Conclusions Caffeine increased total work done above CP, but this was not associated with greater anaerobic work. Rather, this was associated with a higher tolerance to maintain exercise at maximal oxidative metabolic rate.

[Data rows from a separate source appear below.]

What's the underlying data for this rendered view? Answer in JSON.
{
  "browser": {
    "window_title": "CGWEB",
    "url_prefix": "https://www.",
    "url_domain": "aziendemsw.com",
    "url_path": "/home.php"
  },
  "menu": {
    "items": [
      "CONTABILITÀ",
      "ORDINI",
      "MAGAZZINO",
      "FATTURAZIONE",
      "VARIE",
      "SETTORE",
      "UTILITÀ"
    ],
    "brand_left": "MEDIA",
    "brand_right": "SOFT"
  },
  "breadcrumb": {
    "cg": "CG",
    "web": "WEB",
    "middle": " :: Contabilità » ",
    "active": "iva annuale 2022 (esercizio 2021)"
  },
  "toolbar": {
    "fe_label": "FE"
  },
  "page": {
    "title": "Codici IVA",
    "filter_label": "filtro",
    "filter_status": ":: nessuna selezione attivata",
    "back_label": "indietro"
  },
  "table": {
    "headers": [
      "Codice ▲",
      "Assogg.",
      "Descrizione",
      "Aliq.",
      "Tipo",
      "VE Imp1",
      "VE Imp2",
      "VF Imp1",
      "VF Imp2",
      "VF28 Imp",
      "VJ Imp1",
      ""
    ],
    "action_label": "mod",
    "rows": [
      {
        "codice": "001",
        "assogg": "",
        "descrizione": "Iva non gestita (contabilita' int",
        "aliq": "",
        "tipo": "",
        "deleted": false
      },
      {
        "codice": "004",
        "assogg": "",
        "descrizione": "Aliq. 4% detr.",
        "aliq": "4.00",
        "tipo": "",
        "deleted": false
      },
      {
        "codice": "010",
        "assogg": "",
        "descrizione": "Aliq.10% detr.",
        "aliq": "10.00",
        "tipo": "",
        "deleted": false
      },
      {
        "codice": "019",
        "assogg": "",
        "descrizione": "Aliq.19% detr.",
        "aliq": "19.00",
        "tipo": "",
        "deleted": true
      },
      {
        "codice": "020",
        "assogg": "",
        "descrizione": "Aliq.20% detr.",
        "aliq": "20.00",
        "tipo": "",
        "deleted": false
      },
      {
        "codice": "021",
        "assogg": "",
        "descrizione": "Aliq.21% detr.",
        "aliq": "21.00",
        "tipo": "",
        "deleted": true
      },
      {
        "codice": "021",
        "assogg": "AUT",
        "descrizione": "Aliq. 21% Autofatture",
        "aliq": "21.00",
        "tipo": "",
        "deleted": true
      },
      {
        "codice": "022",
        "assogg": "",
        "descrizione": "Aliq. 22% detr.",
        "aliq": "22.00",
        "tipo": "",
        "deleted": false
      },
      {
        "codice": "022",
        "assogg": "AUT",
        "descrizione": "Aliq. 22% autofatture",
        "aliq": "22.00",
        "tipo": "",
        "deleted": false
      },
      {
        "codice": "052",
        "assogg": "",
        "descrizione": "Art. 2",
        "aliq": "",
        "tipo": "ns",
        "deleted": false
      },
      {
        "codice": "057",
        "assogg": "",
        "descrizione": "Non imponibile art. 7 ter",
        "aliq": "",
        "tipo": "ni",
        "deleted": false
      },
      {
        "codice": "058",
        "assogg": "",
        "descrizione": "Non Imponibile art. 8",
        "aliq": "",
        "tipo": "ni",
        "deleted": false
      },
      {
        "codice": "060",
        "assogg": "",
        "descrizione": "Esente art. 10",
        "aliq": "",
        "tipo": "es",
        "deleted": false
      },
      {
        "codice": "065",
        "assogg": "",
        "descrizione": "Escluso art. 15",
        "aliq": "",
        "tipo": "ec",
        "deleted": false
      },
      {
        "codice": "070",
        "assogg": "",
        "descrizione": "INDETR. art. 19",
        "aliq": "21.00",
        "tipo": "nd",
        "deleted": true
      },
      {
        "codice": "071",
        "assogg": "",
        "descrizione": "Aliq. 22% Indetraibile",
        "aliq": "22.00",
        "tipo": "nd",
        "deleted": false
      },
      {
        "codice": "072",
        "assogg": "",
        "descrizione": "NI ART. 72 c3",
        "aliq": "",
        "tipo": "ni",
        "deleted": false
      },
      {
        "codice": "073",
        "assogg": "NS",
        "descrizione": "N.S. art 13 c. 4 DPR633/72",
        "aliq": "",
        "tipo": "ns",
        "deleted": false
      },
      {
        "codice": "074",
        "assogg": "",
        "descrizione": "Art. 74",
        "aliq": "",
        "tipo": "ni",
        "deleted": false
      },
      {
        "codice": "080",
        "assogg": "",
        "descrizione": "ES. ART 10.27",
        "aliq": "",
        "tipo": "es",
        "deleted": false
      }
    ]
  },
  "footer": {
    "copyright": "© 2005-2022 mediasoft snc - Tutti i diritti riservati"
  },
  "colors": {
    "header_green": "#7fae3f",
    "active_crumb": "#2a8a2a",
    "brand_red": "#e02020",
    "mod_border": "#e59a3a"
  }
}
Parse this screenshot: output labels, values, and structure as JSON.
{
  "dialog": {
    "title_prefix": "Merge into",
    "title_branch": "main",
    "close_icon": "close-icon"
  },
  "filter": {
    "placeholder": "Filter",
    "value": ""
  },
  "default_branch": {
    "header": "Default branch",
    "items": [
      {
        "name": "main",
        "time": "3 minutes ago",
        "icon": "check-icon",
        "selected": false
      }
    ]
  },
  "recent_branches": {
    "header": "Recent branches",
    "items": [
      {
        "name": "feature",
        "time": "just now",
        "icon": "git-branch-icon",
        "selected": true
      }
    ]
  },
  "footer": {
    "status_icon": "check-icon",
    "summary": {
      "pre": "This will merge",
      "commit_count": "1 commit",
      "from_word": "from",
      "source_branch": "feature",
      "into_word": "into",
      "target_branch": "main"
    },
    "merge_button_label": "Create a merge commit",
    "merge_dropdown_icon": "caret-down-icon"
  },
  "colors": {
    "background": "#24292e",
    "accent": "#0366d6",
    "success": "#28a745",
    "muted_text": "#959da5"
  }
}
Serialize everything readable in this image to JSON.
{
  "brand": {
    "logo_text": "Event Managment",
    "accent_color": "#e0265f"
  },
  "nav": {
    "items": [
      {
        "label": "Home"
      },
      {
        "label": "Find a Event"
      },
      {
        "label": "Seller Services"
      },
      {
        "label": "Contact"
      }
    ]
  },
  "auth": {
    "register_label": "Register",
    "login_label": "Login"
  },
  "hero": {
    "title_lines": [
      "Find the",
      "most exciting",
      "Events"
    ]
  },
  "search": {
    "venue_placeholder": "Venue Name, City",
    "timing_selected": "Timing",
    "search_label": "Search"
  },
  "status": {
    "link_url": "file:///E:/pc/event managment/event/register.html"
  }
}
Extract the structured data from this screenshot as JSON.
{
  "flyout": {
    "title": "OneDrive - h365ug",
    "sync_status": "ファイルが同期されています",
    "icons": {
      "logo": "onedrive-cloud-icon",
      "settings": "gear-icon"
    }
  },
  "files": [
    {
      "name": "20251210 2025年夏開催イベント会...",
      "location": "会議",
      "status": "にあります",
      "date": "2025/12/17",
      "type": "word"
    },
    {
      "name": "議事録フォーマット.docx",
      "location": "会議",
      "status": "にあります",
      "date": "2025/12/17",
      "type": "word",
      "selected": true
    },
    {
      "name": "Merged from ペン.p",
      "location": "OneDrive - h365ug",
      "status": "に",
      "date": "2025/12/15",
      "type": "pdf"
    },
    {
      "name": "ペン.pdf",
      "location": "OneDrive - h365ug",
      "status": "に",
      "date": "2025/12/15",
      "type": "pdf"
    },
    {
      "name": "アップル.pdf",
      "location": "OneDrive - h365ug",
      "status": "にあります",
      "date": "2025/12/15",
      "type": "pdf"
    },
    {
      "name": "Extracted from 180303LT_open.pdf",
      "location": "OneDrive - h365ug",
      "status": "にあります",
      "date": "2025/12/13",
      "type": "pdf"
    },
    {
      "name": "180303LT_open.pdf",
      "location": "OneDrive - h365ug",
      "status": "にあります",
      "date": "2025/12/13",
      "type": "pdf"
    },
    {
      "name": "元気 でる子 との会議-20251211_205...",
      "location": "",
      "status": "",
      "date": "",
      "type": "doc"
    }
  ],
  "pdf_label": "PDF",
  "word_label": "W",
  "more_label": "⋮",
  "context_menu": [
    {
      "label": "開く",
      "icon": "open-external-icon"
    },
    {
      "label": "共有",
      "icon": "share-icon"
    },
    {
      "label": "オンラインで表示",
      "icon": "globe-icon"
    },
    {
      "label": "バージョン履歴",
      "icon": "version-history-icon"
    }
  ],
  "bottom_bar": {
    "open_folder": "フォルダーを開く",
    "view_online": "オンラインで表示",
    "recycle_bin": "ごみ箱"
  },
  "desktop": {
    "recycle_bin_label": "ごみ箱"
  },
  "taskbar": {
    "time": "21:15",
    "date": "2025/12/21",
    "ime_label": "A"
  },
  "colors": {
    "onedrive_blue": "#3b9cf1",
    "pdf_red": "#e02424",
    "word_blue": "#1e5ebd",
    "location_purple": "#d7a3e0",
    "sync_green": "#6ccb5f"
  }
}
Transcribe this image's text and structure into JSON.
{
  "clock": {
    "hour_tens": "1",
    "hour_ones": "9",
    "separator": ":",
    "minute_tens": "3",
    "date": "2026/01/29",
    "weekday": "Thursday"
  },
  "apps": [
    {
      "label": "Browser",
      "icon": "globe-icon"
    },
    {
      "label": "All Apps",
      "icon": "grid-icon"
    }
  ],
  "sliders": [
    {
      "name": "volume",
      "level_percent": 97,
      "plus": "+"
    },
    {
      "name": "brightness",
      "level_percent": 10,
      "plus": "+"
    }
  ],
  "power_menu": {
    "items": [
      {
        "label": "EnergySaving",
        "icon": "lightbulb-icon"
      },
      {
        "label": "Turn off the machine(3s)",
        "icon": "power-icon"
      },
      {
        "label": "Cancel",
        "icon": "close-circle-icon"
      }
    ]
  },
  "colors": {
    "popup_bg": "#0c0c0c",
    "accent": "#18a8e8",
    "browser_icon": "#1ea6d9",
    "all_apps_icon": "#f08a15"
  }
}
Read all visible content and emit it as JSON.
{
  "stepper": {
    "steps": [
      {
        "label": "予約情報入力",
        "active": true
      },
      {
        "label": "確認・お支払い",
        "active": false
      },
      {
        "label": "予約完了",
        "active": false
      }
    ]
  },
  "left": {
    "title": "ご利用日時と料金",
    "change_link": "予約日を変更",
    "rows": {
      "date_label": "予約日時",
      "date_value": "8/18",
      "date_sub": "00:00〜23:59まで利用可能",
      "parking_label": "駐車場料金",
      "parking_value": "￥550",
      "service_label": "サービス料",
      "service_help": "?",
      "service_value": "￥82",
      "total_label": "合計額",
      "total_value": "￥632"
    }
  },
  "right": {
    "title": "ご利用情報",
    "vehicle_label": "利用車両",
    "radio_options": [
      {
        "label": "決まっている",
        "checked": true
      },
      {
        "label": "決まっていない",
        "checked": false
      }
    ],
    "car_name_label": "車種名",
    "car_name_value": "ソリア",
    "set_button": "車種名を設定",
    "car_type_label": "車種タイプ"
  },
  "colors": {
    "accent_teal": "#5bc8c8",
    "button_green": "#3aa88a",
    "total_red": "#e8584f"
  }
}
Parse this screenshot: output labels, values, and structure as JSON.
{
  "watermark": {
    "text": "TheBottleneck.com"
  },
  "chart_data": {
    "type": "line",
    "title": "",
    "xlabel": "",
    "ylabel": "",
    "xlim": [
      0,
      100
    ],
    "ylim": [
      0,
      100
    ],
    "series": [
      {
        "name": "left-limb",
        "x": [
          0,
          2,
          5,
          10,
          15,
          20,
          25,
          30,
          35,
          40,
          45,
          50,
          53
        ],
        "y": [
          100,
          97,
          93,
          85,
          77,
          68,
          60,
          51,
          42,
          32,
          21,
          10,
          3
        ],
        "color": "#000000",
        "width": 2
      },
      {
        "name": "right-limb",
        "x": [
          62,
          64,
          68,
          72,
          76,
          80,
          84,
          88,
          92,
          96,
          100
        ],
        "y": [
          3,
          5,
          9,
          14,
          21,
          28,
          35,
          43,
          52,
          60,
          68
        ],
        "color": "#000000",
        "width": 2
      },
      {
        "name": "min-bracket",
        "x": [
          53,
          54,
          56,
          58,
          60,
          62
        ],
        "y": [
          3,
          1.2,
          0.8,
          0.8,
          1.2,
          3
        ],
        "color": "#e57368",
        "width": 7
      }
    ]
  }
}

1Sport Science Research Group, Department of Physical Education and Sports Science, Academic Center of Vitoria, Federal University of Pernambuco, Vitoria de Santo Antao, Pernambuco, BRAZIL; 2Institute of Sport, Exercise and Active Living, College of Sport and Exercise Science, Victoria University, Melbourne, Victoria, AUSTRALIA; 3School of Medical and Health Sciences, Edith Cowan University, Joondalup, Western Australia, AUSTRALIA; 4Endurance Performance Research Group (GEDAE-USP), School of Physical Education and Sport, University of São Paulo, Sao Paulo, BRAZIL; and 5Human Performance Research Group, Academic Department of Physical Education, Technological Federal University of Parana, Curitiba, Parana, BRAZIL

Address for correspondence: Adriano Eduardo Lima-Silva, Ph.D., Sport Science Research Group, Department of Physical Education and Sports Science, Academic Center of Vitoria, Federal University of Pernambuco, Alto do Reservatorio Street, Bela Vista, Vitoria de Santo Antao, Pernambuco, Brazil; E-mail:

Submitted for publication March 2017.

Accepted for publication August 2017.

© 2018 American College of Sports Medicine